“But it’s published in the Library of Congress!”
Anyone can, and typically they must, send a copy of any published book to the National Library. Yes, these sites will self-publish their own catalogue and, as every book, will be registered and given a number. Just because their bound text has a number assigned to it doesn’t mean that the contents therein have been checked and approved. It also doesn’t mean that the same company can’t simply “resell” the same star that they sold to multiple people over and over again.
But who are the IAU, and what gives them authority to name stars?

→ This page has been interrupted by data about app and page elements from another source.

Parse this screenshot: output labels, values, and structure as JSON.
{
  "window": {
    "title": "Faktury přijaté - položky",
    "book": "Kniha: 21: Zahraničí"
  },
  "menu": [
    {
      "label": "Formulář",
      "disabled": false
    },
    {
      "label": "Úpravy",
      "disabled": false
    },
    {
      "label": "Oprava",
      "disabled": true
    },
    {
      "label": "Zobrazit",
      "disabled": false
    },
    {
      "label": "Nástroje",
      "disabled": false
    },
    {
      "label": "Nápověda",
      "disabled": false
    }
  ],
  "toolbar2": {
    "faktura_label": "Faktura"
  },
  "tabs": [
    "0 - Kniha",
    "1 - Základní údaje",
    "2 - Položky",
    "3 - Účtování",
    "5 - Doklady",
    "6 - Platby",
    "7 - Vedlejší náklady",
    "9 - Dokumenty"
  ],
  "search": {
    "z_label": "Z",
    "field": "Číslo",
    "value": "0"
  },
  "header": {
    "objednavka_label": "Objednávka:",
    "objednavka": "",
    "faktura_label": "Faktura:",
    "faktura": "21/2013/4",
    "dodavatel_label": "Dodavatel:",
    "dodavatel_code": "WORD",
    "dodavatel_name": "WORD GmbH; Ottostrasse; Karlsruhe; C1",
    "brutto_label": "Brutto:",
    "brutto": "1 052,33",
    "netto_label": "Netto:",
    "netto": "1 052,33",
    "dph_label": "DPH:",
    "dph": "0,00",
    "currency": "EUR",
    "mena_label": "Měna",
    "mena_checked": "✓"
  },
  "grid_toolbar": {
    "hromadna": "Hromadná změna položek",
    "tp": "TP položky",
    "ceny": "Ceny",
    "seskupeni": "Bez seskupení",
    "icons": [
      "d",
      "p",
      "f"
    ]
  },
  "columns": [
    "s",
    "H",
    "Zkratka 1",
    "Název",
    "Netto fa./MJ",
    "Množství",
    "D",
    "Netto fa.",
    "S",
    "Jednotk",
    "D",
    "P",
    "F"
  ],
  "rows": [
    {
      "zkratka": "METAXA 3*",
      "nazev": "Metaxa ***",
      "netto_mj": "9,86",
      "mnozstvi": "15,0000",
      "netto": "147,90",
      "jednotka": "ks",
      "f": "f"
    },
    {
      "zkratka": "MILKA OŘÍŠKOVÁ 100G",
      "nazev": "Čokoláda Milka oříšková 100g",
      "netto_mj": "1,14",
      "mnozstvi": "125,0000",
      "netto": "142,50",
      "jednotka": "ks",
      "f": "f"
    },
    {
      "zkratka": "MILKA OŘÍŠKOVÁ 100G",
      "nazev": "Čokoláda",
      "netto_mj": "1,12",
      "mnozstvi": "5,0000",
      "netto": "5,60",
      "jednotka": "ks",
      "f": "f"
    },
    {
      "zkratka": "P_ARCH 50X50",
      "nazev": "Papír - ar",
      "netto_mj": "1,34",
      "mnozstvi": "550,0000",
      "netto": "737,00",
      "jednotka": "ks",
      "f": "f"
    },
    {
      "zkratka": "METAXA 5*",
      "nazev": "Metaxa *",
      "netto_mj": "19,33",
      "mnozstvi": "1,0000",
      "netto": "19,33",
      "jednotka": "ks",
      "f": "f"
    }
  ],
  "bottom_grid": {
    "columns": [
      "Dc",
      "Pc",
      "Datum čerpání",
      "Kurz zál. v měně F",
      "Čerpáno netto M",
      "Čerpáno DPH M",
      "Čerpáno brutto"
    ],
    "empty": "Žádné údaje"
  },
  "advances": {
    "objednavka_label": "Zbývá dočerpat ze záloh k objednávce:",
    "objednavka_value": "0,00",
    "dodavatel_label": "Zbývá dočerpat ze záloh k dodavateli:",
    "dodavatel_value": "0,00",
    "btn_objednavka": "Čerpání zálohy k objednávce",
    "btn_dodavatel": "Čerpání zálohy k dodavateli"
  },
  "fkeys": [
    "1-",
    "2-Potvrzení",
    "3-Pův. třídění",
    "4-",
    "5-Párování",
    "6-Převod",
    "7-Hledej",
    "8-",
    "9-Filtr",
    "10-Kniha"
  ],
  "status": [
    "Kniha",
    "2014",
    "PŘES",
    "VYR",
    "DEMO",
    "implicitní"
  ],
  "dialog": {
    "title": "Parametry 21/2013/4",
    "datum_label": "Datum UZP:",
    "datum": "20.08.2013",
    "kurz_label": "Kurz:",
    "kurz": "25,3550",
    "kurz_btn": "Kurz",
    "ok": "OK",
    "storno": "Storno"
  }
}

The International Astronomical Union, or the IAU, was founded in 1919. Its mission is to promote and safeguard the science of astronomy in all its aspects through international cooperation. Its individual members—structured in Divisions, Commissions, and Working groups—are professional astronomers from all over the world, at the Ph.D. level and beyond, and active in professional research and education in astronomy. The IAU has over 12,000 Individual Members from more than 90 countries worldwide. There are 79 National Members represented by national science academies and/or national astronomical organizations, and those nations comprise three-quarters of the Earth’s population.
Since its inception, one of the IAU’s activities has been to standardize nomenclature of celestial objects among the international astronomical community. Over the past century, various IAU working groups comprised of astronomers from around the world have standardized nomenclature for constellations, surface features on the Moon, planets, planetary satellites, and small bodies; planetary satellites, asteroids, and objects outside the Solar System. These efforts have stemmed from necessity as sometimes designations/names have been ambiguous or confusing.
The names approved by the IAU represent the consensus of professional astronomers around the world and national science academies, who as “Individual Members” and “National Members”, respectively, adhere to the guidelines of the International Astronomical Union. The IAU is organized into an Executive Committee, and several Divisions, Commissions, and Working Groups. Every three years, the IAU General Assembly votes for members of the Executive Committee which leads and organizes the Union’s activities. Most relevant to the issue of nomenclature, there are IAU Working Groups which carry out well-defined tasks on behalf of the IAU (these tasks are spelled out in Terms of Reference approved by IAU leadership).
For nearly a century, the IAU has been the internationally recognized authority for naming celestial bodies and surface features on them. And names are not sold, but assigned according to internationally accepted rules.
Basically, this means names assigned by the IAU are recognized and used by scientists, space agencies, authors of astronomical literature, and other authorities worldwide. When observing stars and planets or launching space missions to them, or reporting about them in the news, everybody needs to know exactly which location a particular name refers to. The names assigned by the IAU are those that are used. These rules are firm where claims of property could theoretically be made, i.e. primarily in the solar system (where also treaties negotiated through the United Nations apply). Terrestrial makers of international law have so far had more urgent concerns than creating rules for “buying” totally inaccessible corners of infinite space, so there is no written text that can be twisted and interpreted.
Well, if buying a star for your loved one is out of the picture by now, what can you do for them as a gift if they have a love for astronomy? Plenty, actually. Go to your nearest planetarium or local amateur or professional observatory. They are staffed with people who feel just the same. They often have stores with books with wonderful astronomy pictures from the ground or from space, or fine astronomy magazines that all make great gifts. They can also direct you to the local astronomy club or society where enthusiasts will be happy to show you and your friend the real stars through their own telescopes.
Information provided by http://www.iau.org